Stonewall Jackson never told his troops to “run away.” Before he ever went into battle, he picked a spot on the map to retreat to that was also a great attack position. In your fat loss war, you need a retreat plan. But instead of a spot on the map, this plan will be a workout. An easy, 15-20 minute workout that moves you toward your goal but requires as much thought as brushing your teeth. It needs to be simple AND easy, but it has to be bang for your buck. Start by writing down your favorite way to train. Do you like barbell complexes? Swings and goblet squats? O lifts? Jogging? Tae Bo? Anything is fine. Let me repeat that: Any exercise you love is fine. Now write down the bare minimum that you can do of that exercise and still be ready to do it again the next day. For most things this is 15-20 minutes with your heart rate up. For lifting, I suggest Dan’s Rules of 10 for full body movements, 25 for half-body movements, and 70-250 for ballistics. But underestimate here. And I mean really low-ball it. You always wanna leave feeling better than when you started and leave some in the tank for tomorrow. Don’t think, “I’ve done 1200 swings in a workout before” and then think you can do 1000 every day. Ask yourself, “When the sun comes up on Saturday morning and I’ve got a slight hangover from too much red wine the night before, what’s the workout that’s going to make me feel better?” That’s your retreat plan.
10 double kettlebells cleans, 10 long presses at 70%-80% of your max
10 RDLs, 10 Front Squats, 10 Clean & Jerks at 70%-80% of your max
A 20 minute jog or bike ride.
3-5 light sprints.
3 barbell complexes
3-5 Turkish Get Ups per side.
3-5 Sun Salutations
Or even just the warm up from your regular workout.

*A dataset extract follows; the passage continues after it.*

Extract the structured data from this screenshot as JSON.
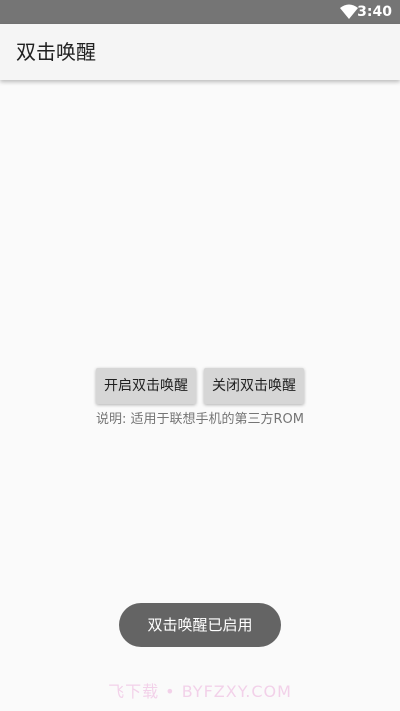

The key to this retreat plan is that you aren’t retreating. You are still in enemy territory, regrouping for your next attack. If you feel like you can do more, do a little more. If you feel like you can do a lot more, do a lot more! But after going hard for a few workouts and don’t feel like you can do anything, do something. Feign your retreat.